* **PROBLEM TO WORK ON**: Down to the last line, repeat the entries exactly.

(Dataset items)
__________________________________________________

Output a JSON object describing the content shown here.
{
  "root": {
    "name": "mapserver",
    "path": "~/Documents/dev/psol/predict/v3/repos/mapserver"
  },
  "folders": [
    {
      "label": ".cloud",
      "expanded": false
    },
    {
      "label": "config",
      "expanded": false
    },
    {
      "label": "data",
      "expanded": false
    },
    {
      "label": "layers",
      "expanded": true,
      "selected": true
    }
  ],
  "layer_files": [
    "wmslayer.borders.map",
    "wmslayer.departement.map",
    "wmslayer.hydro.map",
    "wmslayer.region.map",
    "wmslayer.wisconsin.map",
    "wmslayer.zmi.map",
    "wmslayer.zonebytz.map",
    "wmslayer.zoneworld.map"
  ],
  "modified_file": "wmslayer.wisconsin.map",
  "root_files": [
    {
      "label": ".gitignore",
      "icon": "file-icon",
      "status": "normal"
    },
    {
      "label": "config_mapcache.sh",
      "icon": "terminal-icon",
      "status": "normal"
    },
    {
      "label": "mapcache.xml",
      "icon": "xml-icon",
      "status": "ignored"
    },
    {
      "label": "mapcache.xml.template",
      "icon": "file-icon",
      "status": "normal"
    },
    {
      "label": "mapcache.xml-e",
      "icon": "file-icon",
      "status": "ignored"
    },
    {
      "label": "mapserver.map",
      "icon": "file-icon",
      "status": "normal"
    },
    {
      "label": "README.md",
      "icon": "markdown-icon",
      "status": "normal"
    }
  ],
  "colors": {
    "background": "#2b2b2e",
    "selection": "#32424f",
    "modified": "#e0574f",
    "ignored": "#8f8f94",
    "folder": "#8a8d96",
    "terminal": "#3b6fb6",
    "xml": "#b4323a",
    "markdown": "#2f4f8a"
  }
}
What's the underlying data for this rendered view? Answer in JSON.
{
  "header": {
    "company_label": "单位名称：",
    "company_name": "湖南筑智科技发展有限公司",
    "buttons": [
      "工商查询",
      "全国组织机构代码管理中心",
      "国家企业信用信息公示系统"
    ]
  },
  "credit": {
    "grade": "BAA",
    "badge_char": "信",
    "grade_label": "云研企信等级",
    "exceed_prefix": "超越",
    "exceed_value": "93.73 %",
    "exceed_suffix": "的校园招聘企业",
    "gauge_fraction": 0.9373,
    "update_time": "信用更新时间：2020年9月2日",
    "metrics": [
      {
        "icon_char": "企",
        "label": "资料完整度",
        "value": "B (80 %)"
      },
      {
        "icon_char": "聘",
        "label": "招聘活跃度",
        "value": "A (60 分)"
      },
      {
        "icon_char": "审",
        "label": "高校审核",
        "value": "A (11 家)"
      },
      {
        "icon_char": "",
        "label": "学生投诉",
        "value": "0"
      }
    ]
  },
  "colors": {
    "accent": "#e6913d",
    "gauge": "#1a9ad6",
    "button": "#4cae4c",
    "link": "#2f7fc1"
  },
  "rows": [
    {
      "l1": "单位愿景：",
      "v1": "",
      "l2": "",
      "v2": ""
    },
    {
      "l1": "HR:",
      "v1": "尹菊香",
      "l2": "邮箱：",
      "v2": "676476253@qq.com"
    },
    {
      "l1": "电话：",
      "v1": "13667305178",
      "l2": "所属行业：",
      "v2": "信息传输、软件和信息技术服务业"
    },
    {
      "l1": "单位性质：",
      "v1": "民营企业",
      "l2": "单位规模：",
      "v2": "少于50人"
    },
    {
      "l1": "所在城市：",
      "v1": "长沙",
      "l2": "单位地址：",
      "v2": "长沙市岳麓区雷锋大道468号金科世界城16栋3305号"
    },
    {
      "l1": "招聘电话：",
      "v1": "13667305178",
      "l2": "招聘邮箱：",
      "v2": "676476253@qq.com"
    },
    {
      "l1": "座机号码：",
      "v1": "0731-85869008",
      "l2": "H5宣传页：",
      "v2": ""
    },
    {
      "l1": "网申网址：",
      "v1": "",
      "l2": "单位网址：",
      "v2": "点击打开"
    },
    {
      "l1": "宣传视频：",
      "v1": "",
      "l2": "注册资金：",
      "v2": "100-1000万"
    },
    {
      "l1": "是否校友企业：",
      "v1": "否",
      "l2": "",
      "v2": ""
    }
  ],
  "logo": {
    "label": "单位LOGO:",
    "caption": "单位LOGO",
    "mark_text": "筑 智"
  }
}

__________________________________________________

* **WRITTEN REPLY**:
Output a JSON object describing the content shown here.
{
  "root": {
    "name": "mapserver",
    "path": "~/Documents/dev/psol/predict/v3/repos/mapserver"
  },
  "folders": [
    {
      "label": ".cloud",
      "expanded": false
    },
    {
      "label": "config",
      "expanded": false
    },
    {
      "label": "data",
      "expanded": false
    },
    {
      "label": "layers",
      "expanded": true,
      "selected": true
    }
  ],
  "layer_files": [
    "wmslayer.borders.map",
    "wmslayer.departement.map",
    "wmslayer.hydro.map",
    "wmslayer.region.map",
    "wmslayer.wisconsin.map",
    "wmslayer.zmi.map",
    "wmslayer.zonebytz.map",
    "wmslayer.zoneworld.map"
  ],
  "modified_file": "wmslayer.wisconsin.map",
  "root_files": [
    {
      "label": ".gitignore",
      "icon": "file-icon",
      "status": "normal"
    },
    {
      "label": "config_mapcache.sh",
      "icon": "terminal-icon",
      "status": "normal"
    },
    {
      "label": "mapcache.xml",
      "icon": "xml-icon",
      "status": "ignored"
    },
    {
      "label": "mapcache.xml.template",
      "icon": "file-icon",
      "status": "normal"
    },
    {
      "label": "mapcache.xml-e",
      "icon": "file-icon",
      "status": "ignored"
    },
    {
      "label": "mapserver.map",
      "icon": "file-icon",
      "status": "normal"
    },
    {
      "label": "README.md",
      "icon": "markdown-icon",
      "status": "normal"
    }
  ],
  "colors": {
    "background": "#2b2b2e",
    "selection": "#32424f",
    "modified": "#e0574f",
    "ignored": "#8f8f94",
    "folder": "#8a8d96",
    "terminal": "#3b6fb6",
    "xml": "#b4323a",
    "markdown": "#2f4f8a"
  }
}
What's the underlying data for this rendered view? Answer in JSON.
{
  "header": {
    "company_label": "单位名称：",
    "company_name": "湖南筑智科技发展有限公司",
    "buttons": [
      "工商查询",
      "全国组织机构代码管理中心",
      "国家企业信用信息公示系统"
    ]
  },
  "credit": {
    "grade": "BAA",
    "badge_char": "信",
    "grade_label": "云研企信等级",
    "exceed_prefix": "超越",
    "exceed_value": "93.73 %",
    "exceed_suffix": "的校园招聘企业",
    "gauge_fraction": 0.9373,
    "update_time": "信用更新时间：2020年9月2日",
    "metrics": [
      {
        "icon_char": "企",
        "label": "资料完整度",
        "value": "B (80 %)"
      },
      {
        "icon_char": "聘",
        "label": "招聘活跃度",
        "value": "A (60 分)"
      },
      {
        "icon_char": "审",
        "label": "高校审核",
        "value": "A (11 家)"
      },
      {
        "icon_char": "",
        "label": "学生投诉",
        "value": "0"
      }
    ]
  },
  "colors": {
    "accent": "#e6913d",
    "gauge": "#1a9ad6",
    "button": "#4cae4c",
    "link": "#2f7fc1"
  },
  "rows": [
    {
      "l1": "单位愿景：",
      "v1": "",
      "l2": "",
      "v2": ""
    },
    {
      "l1": "HR:",
      "v1": "尹菊香",
      "l2": "邮箱：",
      "v2": "676476253@qq.com"
    },
    {
      "l1": "电话：",
      "v1": "13667305178",
      "l2": "所属行业：",
      "v2": "信息传输、软件和信息技术服务业"
    },
    {
      "l1": "单位性质：",
      "v1": "民营企业",
      "l2": "单位规模：",
      "v2": "少于50人"
    },
    {
      "l1": "所在城市：",
      "v1": "长沙",
      "l2": "单位地址：",
      "v2": "长沙市岳麓区雷锋大道468号金科世界城16栋3305号"
    },
    {
      "l1": "招聘电话：",
      "v1": "13667305178",
      "l2": "招聘邮箱：",
      "v2": "676476253@qq.com"
    },
    {
      "l1": "座机号码：",
      "v1": "0731-85869008",
      "l2": "H5宣传页：",
      "v2": ""
    },
    {
      "l1": "网申网址：",
      "v1": "",
      "l2": "单位网址：",
      "v2": "点击打开"
    },
    {
      "l1": "宣传视频：",
      "v1": "",
      "l2": "注册资金：",
      "v2": "100-1000万"
    },
    {
      "l1": "是否校友企业：",
      "v1": "否",
      "l2": "",
      "v2": ""
    }
  ],
  "logo": {
    "label": "单位LOGO:",
    "caption": "单位LOGO",
    "mark_text": "筑 智"
  }
}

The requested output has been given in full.